Looking at the bigger picture, it is hard to predict at present how the political and symbolic aspects of the decision will play out. As with the 2014 Scottish independence referendum, the principle that the people of a country have the right to decide its national status has received a boost. If Scotland and the UK have that right, why shouldn’t Tibet? On the other side, many people are made uncomfortable by “nationalism” and see the erection of borders as a bad thing. Of course, there is a vast difference between countries which have freely chosen to be part of a bigger union and those which have been occupied by force. It’s important in this context that organisations like Free Tibet continue to ensure people understand what is actually happening in Tibet and how the freedom of Tibet as a country is intrinsically linked with the individual freedom of Tibetans themselves.
China’s position on Britain and the EU has been its usual mixture of political posturing and ruthless pragmatism. It made known its view that Scotland should not leave the UK during the Scottish referendum in 2014 and has taken the same position regarding Brexit. Unsurprisingly, given Beijing’s paranoia over the break-up of China, it has opposed the very principle of this kind of self-determination. Now that Brexit has happened, however, pragmatism kicks in. While it has expressed concern about uncertainty in the world economy as a result of Brexit, the Chinese government has, as usual, claimed that the Chinese economy is doing fine and can handle any shocks. However, many business commentators feel that a downturn in the Chinese economy is very possible. This is deeply important politically because any decline in prosperity in China threatens to generate public opposition to the government. It is likely that fundamental political change in China is going to be needed before Tibetans can seize the opportunity to freely decide their own political future. If Brexit leads to economic effects beyond our shores, perhaps it could bring those changes closer.

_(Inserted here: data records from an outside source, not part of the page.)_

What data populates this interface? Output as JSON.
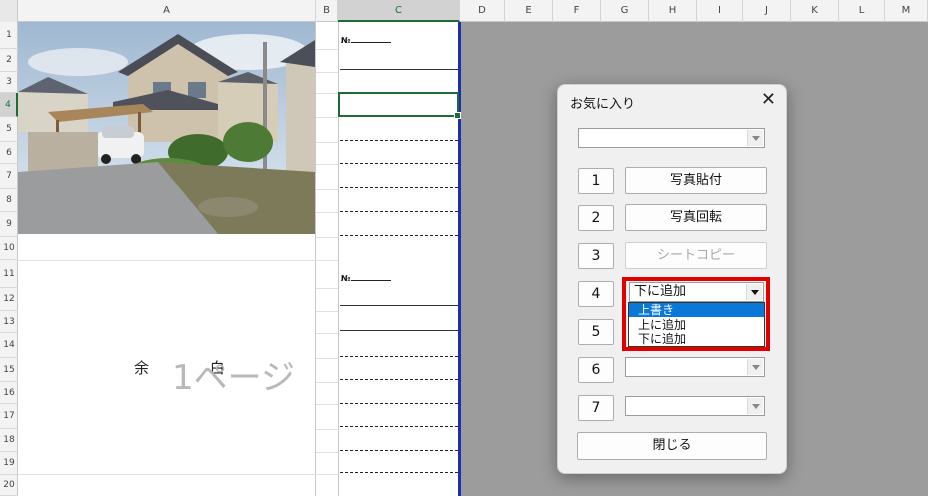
{
  "columns": [
    "A",
    "B",
    "C",
    "D",
    "E",
    "F",
    "G",
    "H",
    "I",
    "J",
    "K",
    "L",
    "M"
  ],
  "selected_column": "C",
  "rows": [
    "1",
    "2",
    "3",
    "4",
    "5",
    "6",
    "7",
    "8",
    "9",
    "10",
    "11",
    "12",
    "13",
    "14",
    "15",
    "16",
    "17",
    "18",
    "19",
    "20"
  ],
  "selected_row": "4",
  "no_label": "№",
  "margin_text": "余 白",
  "page_text": "1ページ",
  "dialog": {
    "title": "お気に入り",
    "close_icon": "close-icon",
    "top_combo_value": "",
    "buttons": [
      {
        "num": "1",
        "label": "写真貼付",
        "enabled": true
      },
      {
        "num": "2",
        "label": "写真回転",
        "enabled": true
      },
      {
        "num": "3",
        "label": "シートコピー",
        "enabled": false
      }
    ],
    "row4": {
      "num": "4",
      "combo_value": "下に追加"
    },
    "dropdown_options": [
      "上書き",
      "上に追加",
      "下に追加"
    ],
    "dropdown_highlighted": "上書き",
    "row5": {
      "num": "5"
    },
    "row6": {
      "num": "6",
      "combo_value": ""
    },
    "row7": {
      "num": "7",
      "combo_value": ""
    },
    "close_button": "閉じる"
  },
  "colors": {
    "accent_red": "#e00000",
    "select_blue": "#0a78d7",
    "excel_green": "#1e6b3a",
    "print_border_blue": "#1b2fa8"
  }
}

There are, of course, too many variables for any confident predictions about what will happen now - from me or anyone else. The UK is just one country in a big world, although it remains one of its oldest democracies and biggest economies. In the short term, unfortunately, I find it difficult to foresee Brexit leading to a stronger position on Tibet in the British government. In the longer term, though, it is just possible that the UK’s decision to leave the European Union might one day be seen to have worked in Tibet’s favour.
About the author: Alistair is our campaigns and media manager and has worked at Free Tibet since 2012. He trained and worked as a nurse for 15 years before taking up a campaigning career, initially in the animal protection field. He lives with his wife, young son and two cats - who are the only non-vegan members of the family. He enjoys making and listening to music.

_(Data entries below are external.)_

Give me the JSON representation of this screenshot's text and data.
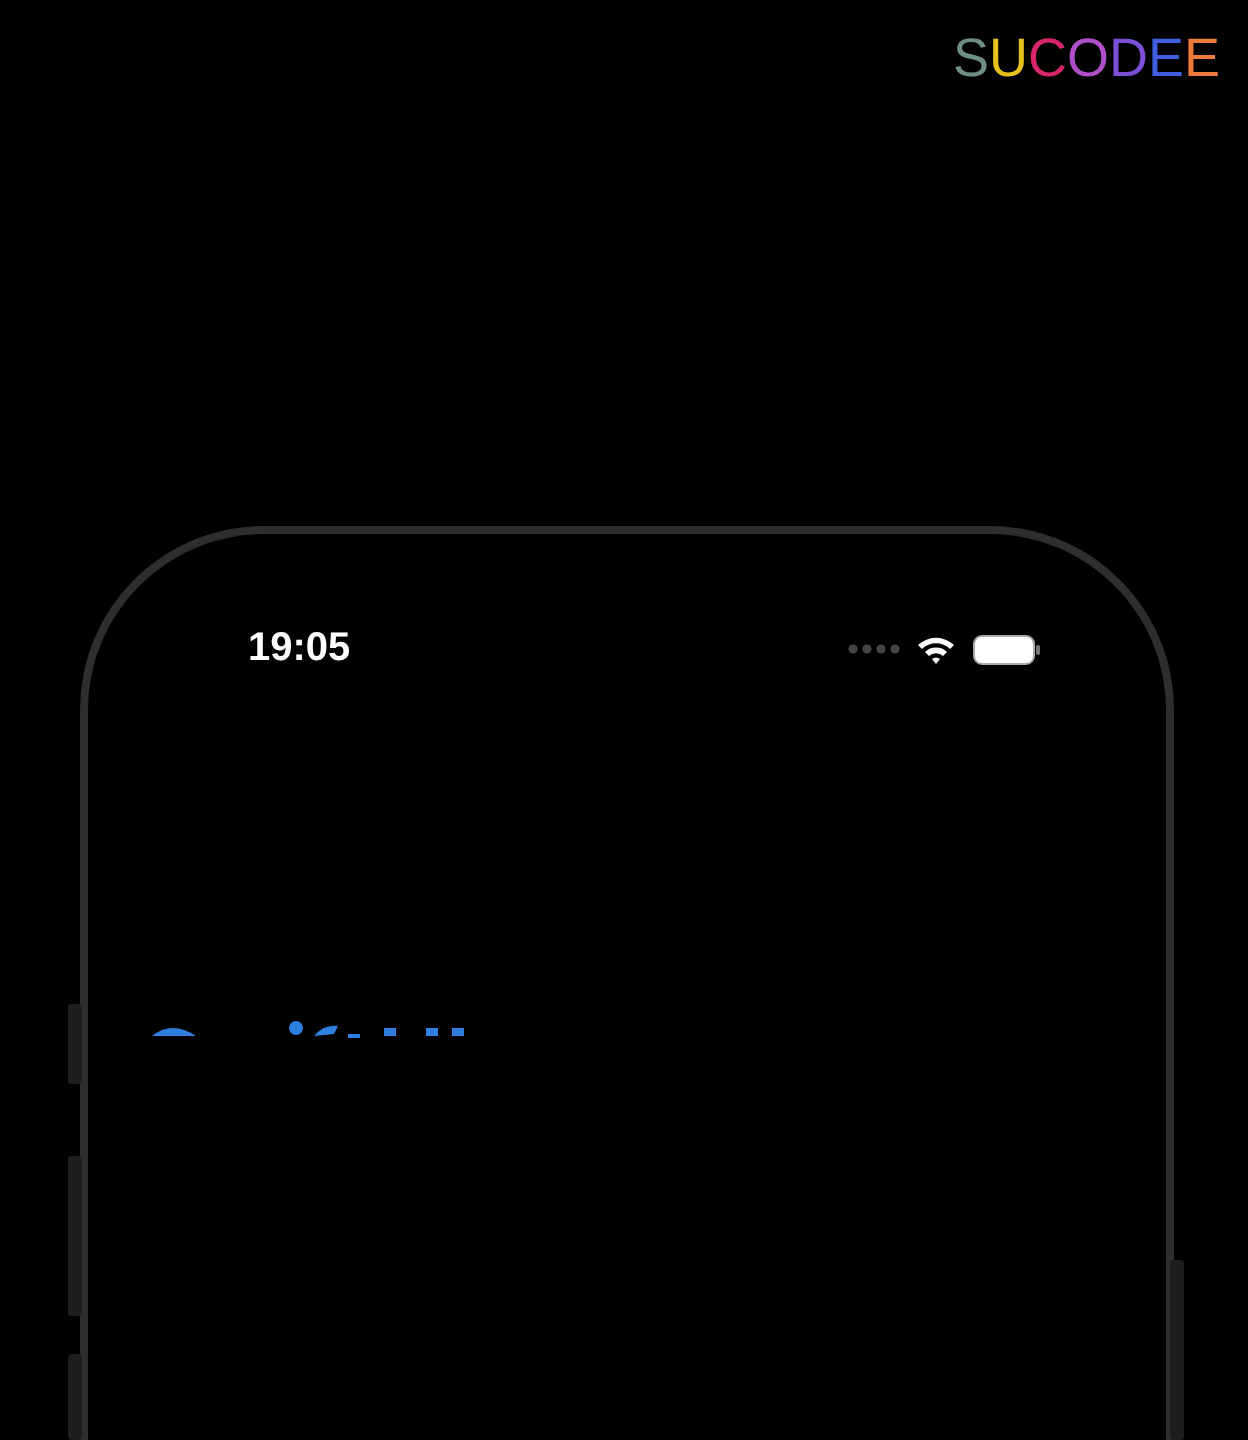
{
  "logo": {
    "text": "SUCODEE"
  },
  "phone": {
    "status_bar": {
      "time": "19:05"
    }
  }
}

The views expressed in this blog are personal and do not necessarily represent Free Tibet's position on the UK's exit from the EU.